Person Z was traveling through Houston International Airport upon arrival from Beijing, China. She was traveling with $56,741.00 in U.S. currency. She was unaware of the Currency and Monetary Instrument Report for traveling internationally with over $10,000.00 in currency. Customs and Border Protection (CBP or Customs) officials at Houston airport stopped her, detained her, and questioned her about the $56,741.00 in U.S. currency she was carrying for seven (7) hours. After the grueling detention, she was released however, Customs seized the $56,741.00. CBP issued to Person Z a Custody Receipt for Seized Property and Evidence. A couple of weeks later Person Z received a CAFRA Notice of Seizure and Information to Claimants Form AF (CAFRA Notice). The CAFRA Notice provided Person Z with the date, place, and legal reason (violation of 31 U.S.C. §§ 5316 and 5317), for the seizure of her $56,741.00 in U.S. currency. In addition, the CAFRA Notice included a list of options Person Z had to contest the seizure.
Abady Law Firm, P.C., received a consultation request from Person Z. After discussing the details of the above incident, we agreed to take on the case and help our new client recover her seized currency based on the information she provided.
Process of Recovery
Below are the steps of this particular recovery process and what was required from both the attorney and the client.
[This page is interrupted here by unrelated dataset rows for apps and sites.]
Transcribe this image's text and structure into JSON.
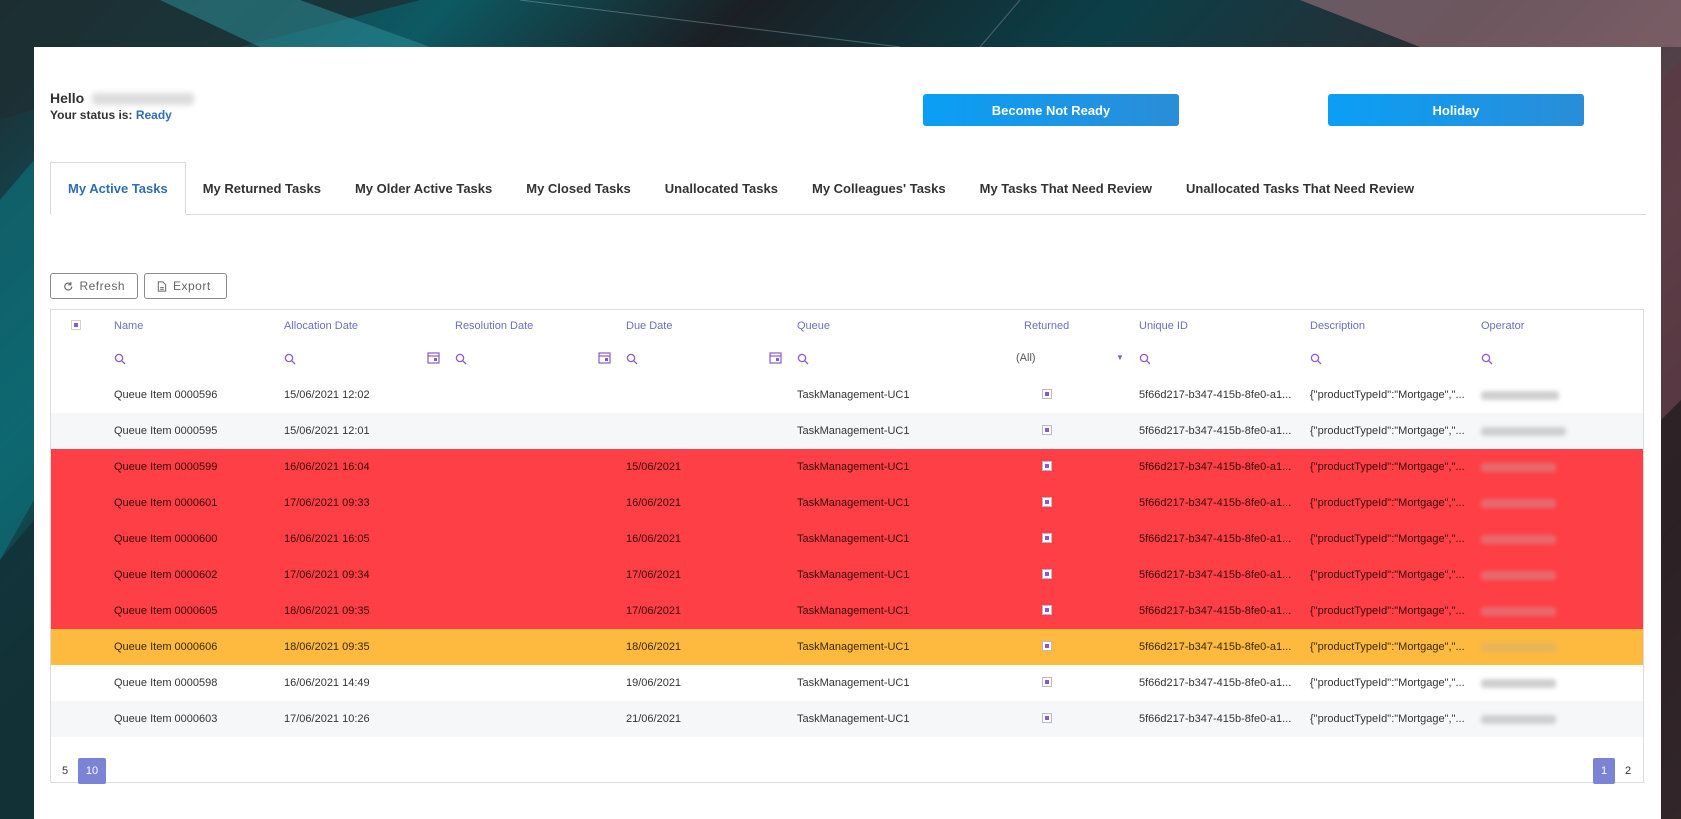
{
  "user": {
    "greeting": "Hello",
    "status_prefix": "Your status is:",
    "status_value": "Ready"
  },
  "actions": {
    "not_ready_label": "Become Not Ready",
    "holiday_label": "Holiday"
  },
  "tabs": [
    {
      "label": "My Active Tasks",
      "active": true
    },
    {
      "label": "My Returned Tasks"
    },
    {
      "label": "My Older Active Tasks"
    },
    {
      "label": "My Closed Tasks"
    },
    {
      "label": "Unallocated Tasks"
    },
    {
      "label": "My Colleagues' Tasks"
    },
    {
      "label": "My Tasks That Need Review"
    },
    {
      "label": "Unallocated Tasks That Need Review"
    }
  ],
  "toolbar": {
    "refresh_label": "Refresh",
    "export_label": "Export"
  },
  "grid": {
    "columns": [
      "Name",
      "Allocation Date",
      "Resolution Date",
      "Due Date",
      "Queue",
      "Returned",
      "Unique ID",
      "Description",
      "Operator"
    ],
    "returned_filter": "(All)",
    "rows": [
      {
        "name": "Queue Item 0000596",
        "allocation": "15/06/2021 12:02",
        "resolution": "",
        "due": "",
        "queue": "TaskManagement-UC1",
        "uid": "5f66d217-b347-415b-8fe0-a1...",
        "desc": "{\"productTypeId\":\"Mortgage\",\"...",
        "status": "normal"
      },
      {
        "name": "Queue Item 0000595",
        "allocation": "15/06/2021 12:01",
        "resolution": "",
        "due": "",
        "queue": "TaskManagement-UC1",
        "uid": "5f66d217-b347-415b-8fe0-a1...",
        "desc": "{\"productTypeId\":\"Mortgage\",\"...",
        "status": "normal"
      },
      {
        "name": "Queue Item 0000599",
        "allocation": "16/06/2021 16:04",
        "resolution": "",
        "due": "15/06/2021",
        "queue": "TaskManagement-UC1",
        "uid": "5f66d217-b347-415b-8fe0-a1...",
        "desc": "{\"productTypeId\":\"Mortgage\",\"...",
        "status": "overdue"
      },
      {
        "name": "Queue Item 0000601",
        "allocation": "17/06/2021 09:33",
        "resolution": "",
        "due": "16/06/2021",
        "queue": "TaskManagement-UC1",
        "uid": "5f66d217-b347-415b-8fe0-a1...",
        "desc": "{\"productTypeId\":\"Mortgage\",\"...",
        "status": "overdue"
      },
      {
        "name": "Queue Item 0000600",
        "allocation": "16/06/2021 16:05",
        "resolution": "",
        "due": "16/06/2021",
        "queue": "TaskManagement-UC1",
        "uid": "5f66d217-b347-415b-8fe0-a1...",
        "desc": "{\"productTypeId\":\"Mortgage\",\"...",
        "status": "overdue"
      },
      {
        "name": "Queue Item 0000602",
        "allocation": "17/06/2021 09:34",
        "resolution": "",
        "due": "17/06/2021",
        "queue": "TaskManagement-UC1",
        "uid": "5f66d217-b347-415b-8fe0-a1...",
        "desc": "{\"productTypeId\":\"Mortgage\",\"...",
        "status": "overdue"
      },
      {
        "name": "Queue Item 0000605",
        "allocation": "18/06/2021 09:35",
        "resolution": "",
        "due": "17/06/2021",
        "queue": "TaskManagement-UC1",
        "uid": "5f66d217-b347-415b-8fe0-a1...",
        "desc": "{\"productTypeId\":\"Mortgage\",\"...",
        "status": "overdue"
      },
      {
        "name": "Queue Item 0000606",
        "allocation": "18/06/2021 09:35",
        "resolution": "",
        "due": "18/06/2021",
        "queue": "TaskManagement-UC1",
        "uid": "5f66d217-b347-415b-8fe0-a1...",
        "desc": "{\"productTypeId\":\"Mortgage\",\"...",
        "status": "due-today"
      },
      {
        "name": "Queue Item 0000598",
        "allocation": "16/06/2021 14:49",
        "resolution": "",
        "due": "19/06/2021",
        "queue": "TaskManagement-UC1",
        "uid": "5f66d217-b347-415b-8fe0-a1...",
        "desc": "{\"productTypeId\":\"Mortgage\",\"...",
        "status": "normal"
      },
      {
        "name": "Queue Item 0000603",
        "allocation": "17/06/2021 10:26",
        "resolution": "",
        "due": "21/06/2021",
        "queue": "TaskManagement-UC1",
        "uid": "5f66d217-b347-415b-8fe0-a1...",
        "desc": "{\"productTypeId\":\"Mortgage\",\"...",
        "status": "normal"
      }
    ]
  },
  "pager": {
    "sizes": [
      "5",
      "10"
    ],
    "active_size": "10",
    "pages": [
      "1",
      "2"
    ],
    "active_page": "1"
  },
  "colors": {
    "accent": "#2f6eb5",
    "button": "#0a9ff5",
    "header_text": "#6b6fbd",
    "overdue": "#fe3f45",
    "due_today": "#fdba3f",
    "pager_active": "#7c83d4"
  }
}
This section is meant to provide added insight into the process so you know what to expect and whether your own case applies.
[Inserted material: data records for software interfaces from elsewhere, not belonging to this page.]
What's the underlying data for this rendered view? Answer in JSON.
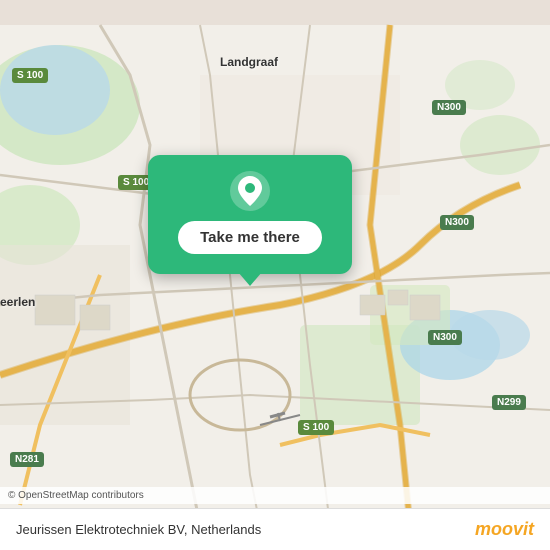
{
  "map": {
    "attribution": "© OpenStreetMap contributors",
    "location_name": "Jeurissen Elektrotechniek BV, Netherlands",
    "city_label": "Landgraaf",
    "city_label_2": "eerlen",
    "road_labels": [
      {
        "text": "N300",
        "style": "road-n"
      },
      {
        "text": "S 100",
        "style": "road-s"
      },
      {
        "text": "N281",
        "style": "road-n"
      },
      {
        "text": "N299",
        "style": "road-n"
      }
    ]
  },
  "popup": {
    "button_label": "Take me there"
  },
  "footer": {
    "moovit_brand": "moovit"
  }
}
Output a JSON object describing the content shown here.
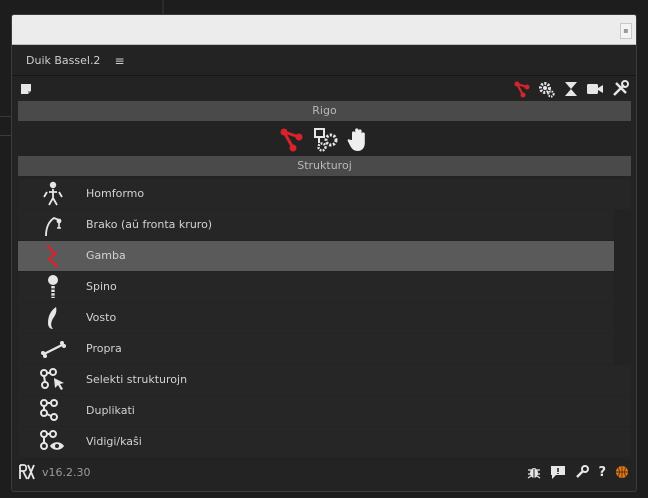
{
  "panel": {
    "title": "Duik Bassel.2",
    "menu_glyph": "≡"
  },
  "toolbar": {
    "left_icon": "note-icon",
    "right_icons": [
      "rigging-icon",
      "automation-gears-icon",
      "constraint-hourglass-icon",
      "camera-icon",
      "tools-icon"
    ]
  },
  "sections": {
    "rigo": "Rigo",
    "strukturoj": "Strukturoj"
  },
  "mode_icons": [
    "bones-icon",
    "links-icon",
    "hand-icon"
  ],
  "list": {
    "items": [
      {
        "label": "Homformo",
        "icon": "skeleton-icon",
        "dot": false,
        "selected": false
      },
      {
        "label": "Brako (aŭ fronta kruro)",
        "icon": "arm-icon",
        "dot": true,
        "selected": false
      },
      {
        "label": "Gamba",
        "icon": "leg-icon",
        "dot": true,
        "selected": true
      },
      {
        "label": "Spino",
        "icon": "spine-icon",
        "dot": true,
        "selected": false
      },
      {
        "label": "Vosto",
        "icon": "tail-icon",
        "dot": true,
        "selected": false
      },
      {
        "label": "Propra",
        "icon": "bone-icon",
        "dot": true,
        "selected": false
      },
      {
        "label": "Selekti strukturojn",
        "icon": "select-structures-icon",
        "dot": false,
        "selected": false
      },
      {
        "label": "Duplikati",
        "icon": "duplicate-icon",
        "dot": false,
        "selected": false
      },
      {
        "label": "Vidigi/kaŝi",
        "icon": "show-hide-icon",
        "dot": false,
        "selected": false
      }
    ]
  },
  "footer": {
    "logo": "RX",
    "version": "v16.2.30",
    "icons": [
      "bug-icon",
      "feedback-icon",
      "settings-wrench-icon",
      "help-icon",
      "basketball-icon"
    ],
    "help_glyph": "?"
  },
  "colors": {
    "accent_red": "#d8232a",
    "selected_row": "#5a5a5a",
    "section_bar": "#4a4a4a",
    "orange": "#e07a1f"
  }
}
Step 1 – To start, we first requested all documented correspondence Person Z had with U.S. Customs.
Step 2 – Targeted discussions were conducted between attorney and client to which all options were explained and it was decided that we would file a Petition for Remission or Mitigation of Forfeiture (petition) on behalf of Person Z.
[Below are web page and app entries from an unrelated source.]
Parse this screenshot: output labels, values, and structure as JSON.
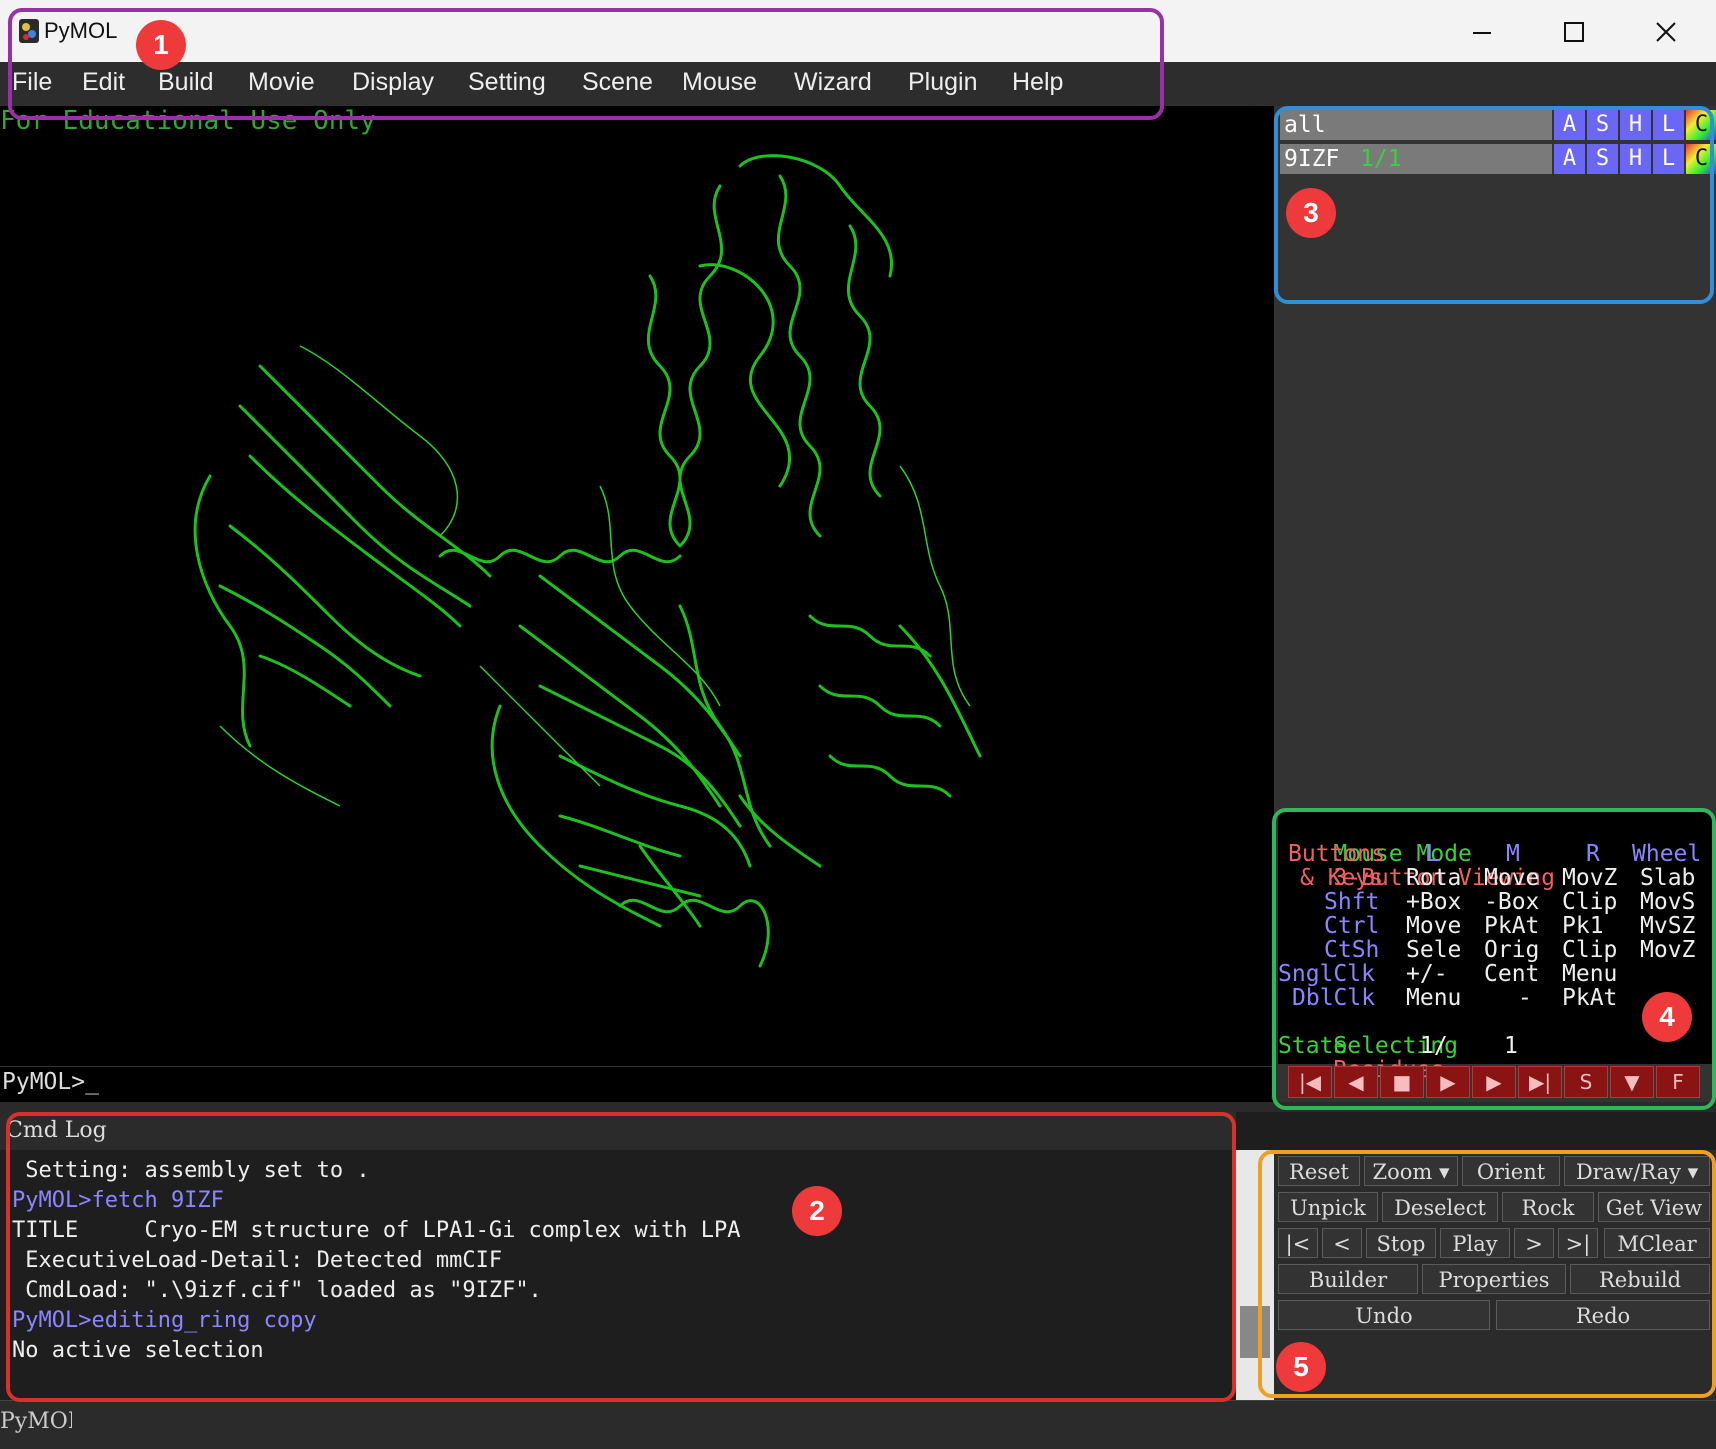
{
  "window": {
    "title": "PyMOL",
    "controls": [
      "minimize-icon",
      "maximize-icon",
      "close-icon"
    ]
  },
  "menubar": {
    "items": [
      "File",
      "Edit",
      "Build",
      "Movie",
      "Display",
      "Setting",
      "Scene",
      "Mouse",
      "Wizard",
      "Plugin",
      "Help"
    ]
  },
  "viewport": {
    "overlay_text": "For Educational Use Only",
    "prompt": "PyMOL>_",
    "molecule_color": "#22cc22"
  },
  "objects": {
    "rows": [
      {
        "name": "all",
        "state": ""
      },
      {
        "name": "9IZF",
        "state": "1/1"
      }
    ],
    "buttons": [
      "A",
      "S",
      "H",
      "L",
      "C"
    ]
  },
  "mouse_mode": {
    "title_label": "Mouse Mode",
    "title_value": "3-Button Viewing",
    "header": {
      "label": "Buttons",
      "cols": [
        "L",
        "M",
        "R",
        "Wheel"
      ]
    },
    "rows": [
      {
        "key": "& Keys",
        "vals": [
          "Rota",
          "Move",
          "MovZ",
          "Slab"
        ]
      },
      {
        "key": "Shft",
        "vals": [
          "+Box",
          "-Box",
          "Clip",
          "MovS"
        ]
      },
      {
        "key": "Ctrl",
        "vals": [
          "Move",
          "PkAt",
          "Pk1",
          "MvSZ"
        ]
      },
      {
        "key": "CtSh",
        "vals": [
          "Sele",
          "Orig",
          "Clip",
          "MovZ"
        ]
      },
      {
        "key": "SnglClk",
        "vals": [
          "+/-",
          "Cent",
          "Menu",
          ""
        ]
      },
      {
        "key": "DblClk",
        "vals": [
          "Menu",
          "-",
          "PkAt",
          ""
        ]
      }
    ],
    "selecting_label": "Selecting",
    "selecting_value": "Residues",
    "state_label": "State",
    "state_current": "1/",
    "state_total": "1"
  },
  "playbar": {
    "buttons": [
      {
        "glyph": "|◀",
        "name": "first-frame-button"
      },
      {
        "glyph": "◀",
        "name": "prev-frame-button"
      },
      {
        "glyph": "■",
        "name": "stop-button"
      },
      {
        "glyph": "▶",
        "name": "play-button"
      },
      {
        "glyph": "▶",
        "name": "next-frame-button"
      },
      {
        "glyph": "▶|",
        "name": "last-frame-button"
      },
      {
        "glyph": "S",
        "name": "scene-button"
      },
      {
        "glyph": "▼",
        "name": "menu-down-button"
      },
      {
        "glyph": "F",
        "name": "fullscreen-button"
      }
    ]
  },
  "cmdlog": {
    "tab_label": "Cmd Log",
    "lines": [
      {
        "text": " Setting: assembly set to .",
        "kind": "normal"
      },
      {
        "text": "PyMOL>fetch 9IZF",
        "kind": "cmd"
      },
      {
        "text": "TITLE     Cryo-EM structure of LPA1-Gi complex with LPA",
        "kind": "normal"
      },
      {
        "text": " ExecutiveLoad-Detail: Detected mmCIF",
        "kind": "normal"
      },
      {
        "text": " CmdLoad: \".\\9izf.cif\" loaded as \"9IZF\".",
        "kind": "normal"
      },
      {
        "text": "PyMOL>editing_ring copy",
        "kind": "cmd"
      },
      {
        "text": "No active selection",
        "kind": "normal"
      }
    ]
  },
  "button_panel": {
    "row1": [
      "Reset",
      "Zoom ▾",
      "Orient",
      "Draw/Ray ▾"
    ],
    "row2": [
      "Unpick",
      "Deselect",
      "Rock",
      "Get View"
    ],
    "row3": [
      "|<",
      "<",
      "Stop",
      "Play",
      ">",
      ">|",
      "MClear"
    ],
    "row4": [
      "Builder",
      "Properties",
      "Rebuild"
    ],
    "row5": [
      "Undo",
      "Redo"
    ]
  },
  "bottom": {
    "prompt": "PyMOL>"
  },
  "annotations": [
    {
      "label": "1",
      "color": "#9b2fa8"
    },
    {
      "label": "2",
      "color": "#d9302a"
    },
    {
      "label": "3",
      "color": "#2f8fd9"
    },
    {
      "label": "4",
      "color": "#2fb85a"
    },
    {
      "label": "5",
      "color": "#f0a020"
    }
  ]
}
Step 3 – We requested specific information and details from Person Z and CBP regarding the timeline of events leading up the seizure of $56,741.00 in U.S. currency by CBP.
Step 4 – Specific documentation was requested from Person Z that would be used as evidence to support their claim.
Step 5 – We drafted and filed a petition utilizing case law, statutes, and federal regulations taking into account all the facts, circumstances, and important nuances of Person Z’s case while including supportive documentation as exhibits.
The outcome resulted in the standard amount of recovery which means CBP returned $51,741.00 out of $56,741.00 seized.
If you have endured your own currency seizure at a border or airport similar to Person Z, please contact Abady Law Firm, P.C. and speak with our customs attorney at (800) 549-5099 who can provide nationwide guidance on currency, money seizures at borders, airports, and through the mail.